The CHALE WOTE Street Art Festival is an alternative platform that brings art, music, dance and performance out into the streets. The festival targets exchanges between scores of local and international artists and patrons by creating and appreciating art together. Since 2011, CHALE WOTE has included street painting, graffiti murals, photography, theater, spoken word, interactive art installations, live street performances, extreme sports, film shows, a fashion parade, a music block party, recyclable design workshops and much more. This year, CHALE WOTE is tapping into a super power grid. Over the last 50 years, Ghana has been caught in a web of instability. Despite “Independence,” the country has not been able to create autonomy for the state or its citizens. If we are unable to think ourselves out of this state of hyper debt and powerlessness, we will one day become permanently crippled, or worse, extinct. We have now reached a point that requires the impossible. Ghana is filled with an abundance of natural resources, including an ever-present beaming sun. So how can we, as people, tap into the natural, human and man-made resources surrounding us? How can we imagine and create more fulfilling lives?
These questions shape the theme of this year’s CHALE WOTE. In 2015, we meditate into action on the term, African Electronics.
African Electronics is a popular term describing indigenous esoteric knowledge that Ghanaians use to create the impossible. It is the grand manifestation of our most powerful creative ability as a people, the cryogenic refrigerant that has kept our technologies alive across time. It is a way out – a secret pathway to possibilities unseen before. Through this portal, we document histories of triumph, innovation and encounters with the unimaginable. It is the magic wand that creates what we want at will and transports us wherever we want to go. African Electronics is timelessly regenerating the next wave of transformative energy. Here are no more borders, no need for passports and aircrafts. New frequencies are recreating Ghana, Africa, and the world, through a tunnel traveling from the past through the future. With African Electronics, we look at how race, culture, art and technology merge to create a different kind of world that is inclusive, diverse, electric, and on the move.

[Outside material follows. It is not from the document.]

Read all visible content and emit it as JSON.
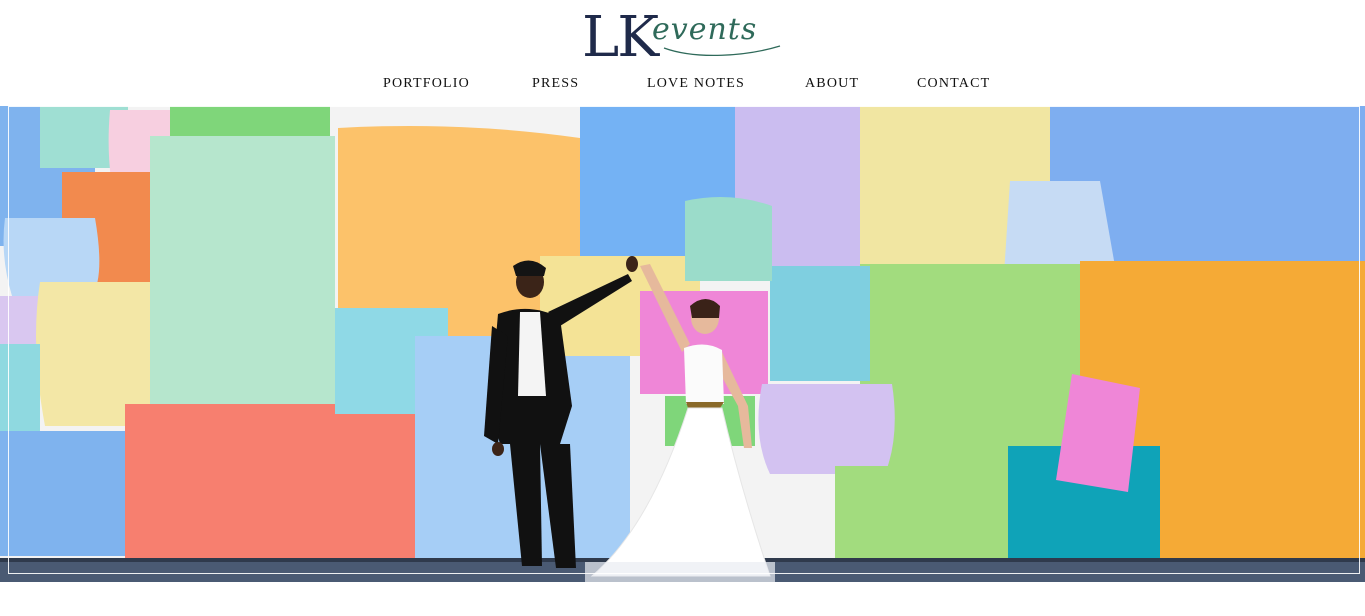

How do we imagine a world where we are technology and in full control of our systems and data – our histories, realities, and dreams?